And just a few months ago, an additional reshuffle saw Mr Fallon leave his post – replaced by Matthew Hancock.
That was the 14th energy minister in 16 years!
Now, where is the consistency in that?
If you take an organisation, the person that heads it is crucial for it to develop, expand and succeed. Because if the person is constant, he or she knows how to better the business.
And that, in my opinion, is even more appropriate in the energy industry. This is a sector that needs consistency – not one Minister promising a policy or backing an energy source only to be replaced by another Minister opposed to them.
But it seems the UK Government is in chaos with its constant Ministerial changes.
However newly appointed Energy and Climate Change Minister Amber Rudd who joined DECC in the latest reshuffle disagrees.
“You couldn’t be more wrong”, she said, referring to former Energy and Climate Change Minister Greg Barker’s “continuity” within Government – before he decided to resign.
Earlier this week I had the pleasure of meeting and interviewing her.
What was she like? Definitely not the typical Tory Minister you may expect. She seemed nice and friendly – not the ‘scary-looking-you-can’t-talk-to-me’ aura you get from some politicians – and definitely ambitious and professional.

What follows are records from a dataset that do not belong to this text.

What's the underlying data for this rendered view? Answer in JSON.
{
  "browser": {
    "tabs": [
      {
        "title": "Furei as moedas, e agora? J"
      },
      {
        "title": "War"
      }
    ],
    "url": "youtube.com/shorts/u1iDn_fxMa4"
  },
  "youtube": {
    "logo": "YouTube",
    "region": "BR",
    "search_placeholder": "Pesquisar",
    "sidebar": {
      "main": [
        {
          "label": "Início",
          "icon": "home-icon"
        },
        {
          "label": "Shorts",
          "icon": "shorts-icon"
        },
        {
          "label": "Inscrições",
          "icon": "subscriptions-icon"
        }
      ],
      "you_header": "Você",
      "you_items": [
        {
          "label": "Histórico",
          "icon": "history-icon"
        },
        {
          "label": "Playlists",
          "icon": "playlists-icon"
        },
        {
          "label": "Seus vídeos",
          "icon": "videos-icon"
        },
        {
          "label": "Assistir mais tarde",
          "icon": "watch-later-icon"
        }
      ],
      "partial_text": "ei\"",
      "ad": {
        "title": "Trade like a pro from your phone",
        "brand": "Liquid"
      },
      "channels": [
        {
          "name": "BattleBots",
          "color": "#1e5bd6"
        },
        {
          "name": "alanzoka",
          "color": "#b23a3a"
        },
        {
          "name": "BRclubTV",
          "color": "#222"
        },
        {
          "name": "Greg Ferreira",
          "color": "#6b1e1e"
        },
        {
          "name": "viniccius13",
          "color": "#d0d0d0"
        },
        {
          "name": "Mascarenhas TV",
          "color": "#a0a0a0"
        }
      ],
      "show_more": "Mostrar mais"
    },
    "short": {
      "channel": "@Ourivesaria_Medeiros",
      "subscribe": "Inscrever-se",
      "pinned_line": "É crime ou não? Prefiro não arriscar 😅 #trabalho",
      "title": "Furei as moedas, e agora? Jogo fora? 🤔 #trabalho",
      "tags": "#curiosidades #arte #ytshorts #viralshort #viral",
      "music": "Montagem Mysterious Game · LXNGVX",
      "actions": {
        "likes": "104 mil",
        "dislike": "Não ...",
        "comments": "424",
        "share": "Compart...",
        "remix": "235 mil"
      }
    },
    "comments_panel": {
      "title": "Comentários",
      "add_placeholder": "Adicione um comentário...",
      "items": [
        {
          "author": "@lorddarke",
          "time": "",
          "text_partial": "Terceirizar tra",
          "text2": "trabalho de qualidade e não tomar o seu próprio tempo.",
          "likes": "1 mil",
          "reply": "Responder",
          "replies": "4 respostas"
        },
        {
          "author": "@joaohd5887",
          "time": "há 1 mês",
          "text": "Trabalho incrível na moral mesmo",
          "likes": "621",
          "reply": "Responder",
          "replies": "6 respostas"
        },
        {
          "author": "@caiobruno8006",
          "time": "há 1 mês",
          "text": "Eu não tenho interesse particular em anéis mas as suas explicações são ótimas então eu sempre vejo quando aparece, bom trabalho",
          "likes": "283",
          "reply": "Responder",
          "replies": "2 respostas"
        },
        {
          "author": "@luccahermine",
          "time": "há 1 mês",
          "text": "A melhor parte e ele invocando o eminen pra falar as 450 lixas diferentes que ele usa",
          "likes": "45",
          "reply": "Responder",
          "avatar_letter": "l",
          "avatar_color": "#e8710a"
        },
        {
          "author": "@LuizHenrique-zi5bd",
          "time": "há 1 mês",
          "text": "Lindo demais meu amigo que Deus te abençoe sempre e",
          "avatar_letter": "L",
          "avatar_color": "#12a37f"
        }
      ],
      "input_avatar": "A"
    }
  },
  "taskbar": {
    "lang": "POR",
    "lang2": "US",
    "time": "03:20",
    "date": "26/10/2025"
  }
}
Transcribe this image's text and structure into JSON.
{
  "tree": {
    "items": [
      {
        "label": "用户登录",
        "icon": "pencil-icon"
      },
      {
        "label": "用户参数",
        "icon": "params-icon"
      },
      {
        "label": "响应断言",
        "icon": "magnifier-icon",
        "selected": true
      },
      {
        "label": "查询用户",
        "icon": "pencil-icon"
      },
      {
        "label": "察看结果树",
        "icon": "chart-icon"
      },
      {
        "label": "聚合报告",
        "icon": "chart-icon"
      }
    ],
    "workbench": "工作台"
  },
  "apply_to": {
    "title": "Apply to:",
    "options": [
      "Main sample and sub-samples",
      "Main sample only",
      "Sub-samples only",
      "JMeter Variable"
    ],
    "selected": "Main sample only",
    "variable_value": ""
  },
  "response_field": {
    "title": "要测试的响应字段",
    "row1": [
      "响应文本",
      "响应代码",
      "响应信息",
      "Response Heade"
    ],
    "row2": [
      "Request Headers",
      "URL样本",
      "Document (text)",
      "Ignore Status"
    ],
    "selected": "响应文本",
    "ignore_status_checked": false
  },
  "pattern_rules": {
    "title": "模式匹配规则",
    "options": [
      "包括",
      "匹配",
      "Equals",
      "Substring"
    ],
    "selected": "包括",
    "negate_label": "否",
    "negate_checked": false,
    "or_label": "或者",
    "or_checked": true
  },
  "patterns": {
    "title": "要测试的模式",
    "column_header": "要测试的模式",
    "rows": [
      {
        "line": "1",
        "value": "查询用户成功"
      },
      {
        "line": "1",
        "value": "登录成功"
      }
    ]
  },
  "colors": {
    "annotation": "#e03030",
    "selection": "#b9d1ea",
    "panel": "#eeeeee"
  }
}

She is one of the first few female Energy Ministers in Government, which made me think – Did David Cameron decide to put a woman opposite Labour MP and Shadow Energy Secretary Caroline Flint? Put two women against each other in the energy debate?
Or was it just a case of putting the criticisms of the Conservative’s “women problem” to rest?
Regardless, we’re constantly talking about needing more women in the sector, working at the board room level but could this industry fare better with a bit of a woman’s touch in Government itself?
The newly appointed Energy and Climate Change Minister surely seems keen on taking on the challenges facing the energy industry head on.
Although her portfolio is largely renewables and focus on mainly domestic customers, she has pledged to help businesses and make the case for energy efficiency and greening the country overall as well as give firms the certainty they need in the sector while looking after the bill payer.
A lot of pledges and a lot of promises to keep in this constantly changing sector.
Let’s just hope Ms Rudd is given enough time to deliver on those promises and David Cameron’s ministerial merry-go-round at DECC stops here.
For now at least…